TASK DESCRIPTION –
Take the listing below and write it out again exactly, skipping any picture that it holds.

ENTRIES SHOWN –
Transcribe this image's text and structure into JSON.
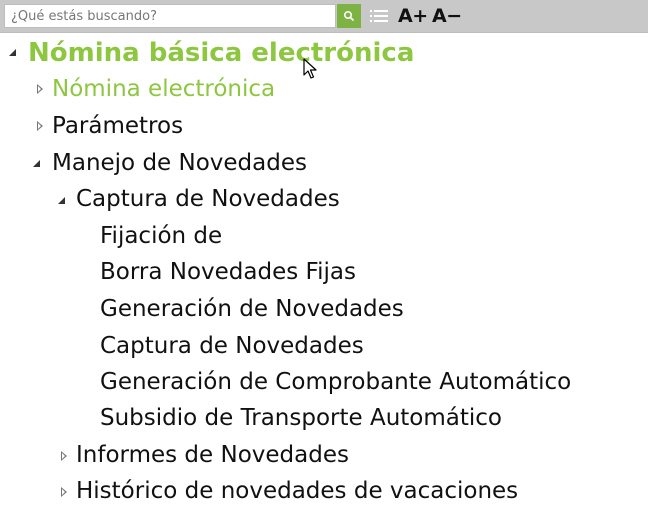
{
  "toolbar": {
    "search_placeholder": "¿Qué estás buscando?",
    "font_increase_label": "A+",
    "font_decrease_label": "A−",
    "accent_color": "#8dc63f",
    "icons": [
      "search-icon",
      "list-icon"
    ]
  },
  "tree": {
    "root": {
      "label": "Nómina básica electrónica",
      "expanded": true
    },
    "items": {
      "nomina_electronica": {
        "label": "Nómina electrónica",
        "expanded": false
      },
      "parametros": {
        "label": "Parámetros",
        "expanded": false
      },
      "manejo_novedades": {
        "label": "Manejo de Novedades",
        "expanded": true
      },
      "captura_novedades_group": {
        "label": "Captura de Novedades",
        "expanded": true
      },
      "fijacion": {
        "label": "Fijación de"
      },
      "borra_fijas": {
        "label": "Borra Novedades Fijas"
      },
      "generacion_novedades": {
        "label": "Generación de Novedades"
      },
      "captura_novedades": {
        "label": "Captura de Novedades"
      },
      "generacion_comprobante": {
        "label": "Generación de Comprobante Automático"
      },
      "subsidio_transporte": {
        "label": "Subsidio de Transporte Automático"
      },
      "informes_novedades": {
        "label": "Informes de Novedades",
        "expanded": false
      },
      "historico_vacaciones": {
        "label": "Histórico de novedades de vacaciones",
        "expanded": false
      }
    }
  }
}
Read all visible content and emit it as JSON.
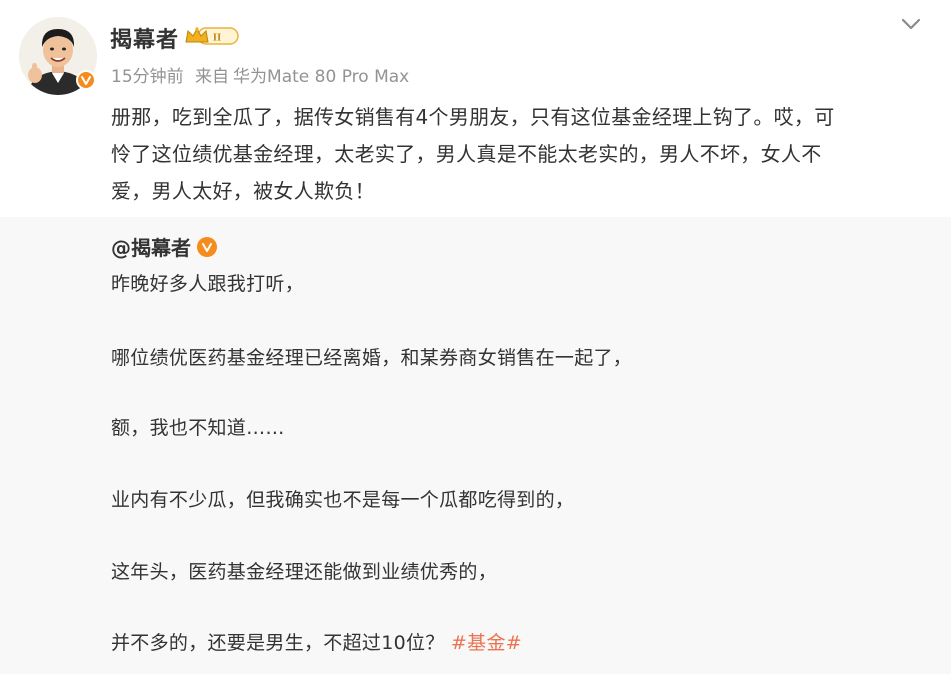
{
  "post": {
    "author": "揭幕者",
    "meta": {
      "time": "15分钟前",
      "from_label": "来自",
      "device": "华为Mate 80 Pro Max"
    },
    "text_lines": [
      "册那，吃到全瓜了，据传女销售有4个男朋友，只有这位基金经理上钩了。哎，可",
      "怜了这位绩优基金经理，太老实了，男人真是不能太老实的，男人不坏，女人不",
      "爱，男人太好，被女人欺负！"
    ]
  },
  "repost": {
    "author": "@揭幕者",
    "lines": [
      "昨晚好多人跟我打听，",
      "哪位绩优医药基金经理已经离婚，和某券商女销售在一起了，",
      "额，我也不知道……",
      "业内有不少瓜，但我确实也不是每一个瓜都吃得到的，",
      "这年头，医药基金经理还能做到业绩优秀的，"
    ],
    "last_line_text": "并不多的，还要是男生，不超过10位？",
    "hashtag": "#基金#"
  },
  "colors": {
    "accent": "#eb7350",
    "verified": "#f78c1e",
    "meta_text": "#939393",
    "repost_bg": "#f8f8f8"
  },
  "icons": {
    "level_badge": "crown-level-badge-icon",
    "verified": "verified-v-icon",
    "more": "chevron-down-icon"
  }
}
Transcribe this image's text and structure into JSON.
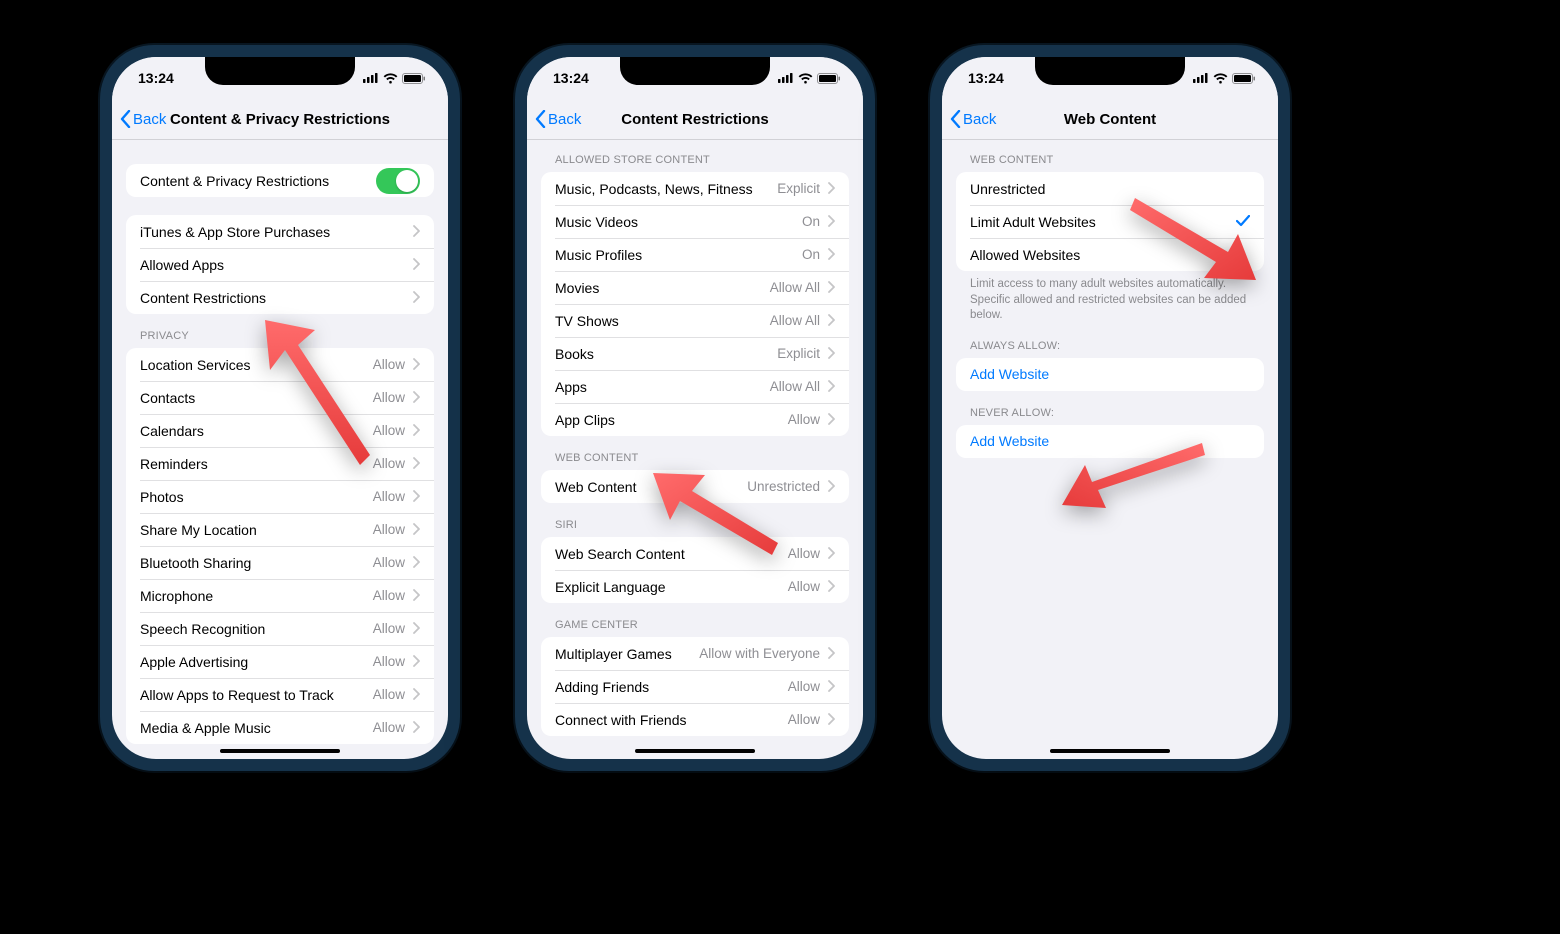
{
  "status_time": "13:24",
  "back_label": "Back",
  "phone1": {
    "title": "Content & Privacy Restrictions",
    "toggle_row_label": "Content & Privacy Restrictions",
    "rows1": [
      {
        "label": "iTunes & App Store Purchases"
      },
      {
        "label": "Allowed Apps"
      },
      {
        "label": "Content Restrictions"
      }
    ],
    "section_privacy": "Privacy",
    "rows_privacy": [
      {
        "label": "Location Services",
        "value": "Allow"
      },
      {
        "label": "Contacts",
        "value": "Allow"
      },
      {
        "label": "Calendars",
        "value": "Allow"
      },
      {
        "label": "Reminders",
        "value": "Allow"
      },
      {
        "label": "Photos",
        "value": "Allow"
      },
      {
        "label": "Share My Location",
        "value": "Allow"
      },
      {
        "label": "Bluetooth Sharing",
        "value": "Allow"
      },
      {
        "label": "Microphone",
        "value": "Allow"
      },
      {
        "label": "Speech Recognition",
        "value": "Allow"
      },
      {
        "label": "Apple Advertising",
        "value": "Allow"
      },
      {
        "label": "Allow Apps to Request to Track",
        "value": "Allow"
      },
      {
        "label": "Media & Apple Music",
        "value": "Allow"
      }
    ]
  },
  "phone2": {
    "title": "Content Restrictions",
    "section_store": "Allowed Store Content",
    "rows_store": [
      {
        "label": "Music, Podcasts, News, Fitness",
        "value": "Explicit"
      },
      {
        "label": "Music Videos",
        "value": "On"
      },
      {
        "label": "Music Profiles",
        "value": "On"
      },
      {
        "label": "Movies",
        "value": "Allow All"
      },
      {
        "label": "TV Shows",
        "value": "Allow All"
      },
      {
        "label": "Books",
        "value": "Explicit"
      },
      {
        "label": "Apps",
        "value": "Allow All"
      },
      {
        "label": "App Clips",
        "value": "Allow"
      }
    ],
    "section_web": "Web Content",
    "rows_web": [
      {
        "label": "Web Content",
        "value": "Unrestricted"
      }
    ],
    "section_siri": "Siri",
    "rows_siri": [
      {
        "label": "Web Search Content",
        "value": "Allow"
      },
      {
        "label": "Explicit Language",
        "value": "Allow"
      }
    ],
    "section_gc": "Game Center",
    "rows_gc": [
      {
        "label": "Multiplayer Games",
        "value": "Allow with Everyone"
      },
      {
        "label": "Adding Friends",
        "value": "Allow"
      },
      {
        "label": "Connect with Friends",
        "value": "Allow"
      }
    ]
  },
  "phone3": {
    "title": "Web Content",
    "section_wc": "Web Content",
    "rows_wc": [
      {
        "label": "Unrestricted",
        "checked": false
      },
      {
        "label": "Limit Adult Websites",
        "checked": true
      },
      {
        "label": "Allowed Websites",
        "checked": false
      }
    ],
    "footer": "Limit access to many adult websites automatically. Specific allowed and restricted websites can be added below.",
    "section_always": "Always Allow:",
    "add_website": "Add Website",
    "section_never": "Never Allow:"
  }
}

RESULT –
Transcribe this image's text and structure into JSON.
{
  "toolbar": {
    "search_placeholder": "¿Qué estás buscando?",
    "font_increase_label": "A+",
    "font_decrease_label": "A−",
    "accent_color": "#8dc63f",
    "icons": [
      "search-icon",
      "list-icon"
    ]
  },
  "tree": {
    "root": {
      "label": "Nómina básica electrónica",
      "expanded": true
    },
    "items": {
      "nomina_electronica": {
        "label": "Nómina electrónica",
        "expanded": false
      },
      "parametros": {
        "label": "Parámetros",
        "expanded": false
      },
      "manejo_novedades": {
        "label": "Manejo de Novedades",
        "expanded": true
      },
      "captura_novedades_group": {
        "label": "Captura de Novedades",
        "expanded": true
      },
      "fijacion": {
        "label": "Fijación de"
      },
      "borra_fijas": {
        "label": "Borra Novedades Fijas"
      },
      "generacion_novedades": {
        "label": "Generación de Novedades"
      },
      "captura_novedades": {
        "label": "Captura de Novedades"
      },
      "generacion_comprobante": {
        "label": "Generación de Comprobante Automático"
      },
      "subsidio_transporte": {
        "label": "Subsidio de Transporte Automático"
      },
      "informes_novedades": {
        "label": "Informes de Novedades",
        "expanded": false
      },
      "historico_vacaciones": {
        "label": "Histórico de novedades de vacaciones",
        "expanded": false
      }
    }
  }
}
Read all visible content and emit it as JSON.
{
  "post": {
    "author": "揭幕者",
    "meta": {
      "time": "15分钟前",
      "from_label": "来自",
      "device": "华为Mate 80 Pro Max"
    },
    "text_lines": [
      "册那，吃到全瓜了，据传女销售有4个男朋友，只有这位基金经理上钩了。哎，可",
      "怜了这位绩优基金经理，太老实了，男人真是不能太老实的，男人不坏，女人不",
      "爱，男人太好，被女人欺负！"
    ]
  },
  "repost": {
    "author": "@揭幕者",
    "lines": [
      "昨晚好多人跟我打听，",
      "哪位绩优医药基金经理已经离婚，和某券商女销售在一起了，",
      "额，我也不知道……",
      "业内有不少瓜，但我确实也不是每一个瓜都吃得到的，",
      "这年头，医药基金经理还能做到业绩优秀的，"
    ],
    "last_line_text": "并不多的，还要是男生，不超过10位？",
    "hashtag": "#基金#"
  },
  "colors": {
    "accent": "#eb7350",
    "verified": "#f78c1e",
    "meta_text": "#939393",
    "repost_bg": "#f8f8f8"
  },
  "icons": {
    "level_badge": "crown-level-badge-icon",
    "verified": "verified-v-icon",
    "more": "chevron-down-icon"
  }
}
Transcribe this image's text and structure into JSON.
{
  "status_time": "13:24",
  "back_label": "Back",
  "phone1": {
    "title": "Content & Privacy Restrictions",
    "toggle_row_label": "Content & Privacy Restrictions",
    "rows1": [
      {
        "label": "iTunes & App Store Purchases"
      },
      {
        "label": "Allowed Apps"
      },
      {
        "label": "Content Restrictions"
      }
    ],
    "section_privacy": "Privacy",
    "rows_privacy": [
      {
        "label": "Location Services",
        "value": "Allow"
      },
      {
        "label": "Contacts",
        "value": "Allow"
      },
      {
        "label": "Calendars",
        "value": "Allow"
      },
      {
        "label": "Reminders",
        "value": "Allow"
      },
      {
        "label": "Photos",
        "value": "Allow"
      },
      {
        "label": "Share My Location",
        "value": "Allow"
      },
      {
        "label": "Bluetooth Sharing",
        "value": "Allow"
      },
      {
        "label": "Microphone",
        "value": "Allow"
      },
      {
        "label": "Speech Recognition",
        "value": "Allow"
      },
      {
        "label": "Apple Advertising",
        "value": "Allow"
      },
      {
        "label": "Allow Apps to Request to Track",
        "value": "Allow"
      },
      {
        "label": "Media & Apple Music",
        "value": "Allow"
      }
    ]
  },
  "phone2": {
    "title": "Content Restrictions",
    "section_store": "Allowed Store Content",
    "rows_store": [
      {
        "label": "Music, Podcasts, News, Fitness",
        "value": "Explicit"
      },
      {
        "label": "Music Videos",
        "value": "On"
      },
      {
        "label": "Music Profiles",
        "value": "On"
      },
      {
        "label": "Movies",
        "value": "Allow All"
      },
      {
        "label": "TV Shows",
        "value": "Allow All"
      },
      {
        "label": "Books",
        "value": "Explicit"
      },
      {
        "label": "Apps",
        "value": "Allow All"
      },
      {
        "label": "App Clips",
        "value": "Allow"
      }
    ],
    "section_web": "Web Content",
    "rows_web": [
      {
        "label": "Web Content",
        "value": "Unrestricted"
      }
    ],
    "section_siri": "Siri",
    "rows_siri": [
      {
        "label": "Web Search Content",
        "value": "Allow"
      },
      {
        "label": "Explicit Language",
        "value": "Allow"
      }
    ],
    "section_gc": "Game Center",
    "rows_gc": [
      {
        "label": "Multiplayer Games",
        "value": "Allow with Everyone"
      },
      {
        "label": "Adding Friends",
        "value": "Allow"
      },
      {
        "label": "Connect with Friends",
        "value": "Allow"
      }
    ]
  },
  "phone3": {
    "title": "Web Content",
    "section_wc": "Web Content",
    "rows_wc": [
      {
        "label": "Unrestricted",
        "checked": false
      },
      {
        "label": "Limit Adult Websites",
        "checked": true
      },
      {
        "label": "Allowed Websites",
        "checked": false
      }
    ],
    "footer": "Limit access to many adult websites automatically. Specific allowed and restricted websites can be added below.",
    "section_always": "Always Allow:",
    "add_website": "Add Website",
    "section_never": "Never Allow:"
  }
}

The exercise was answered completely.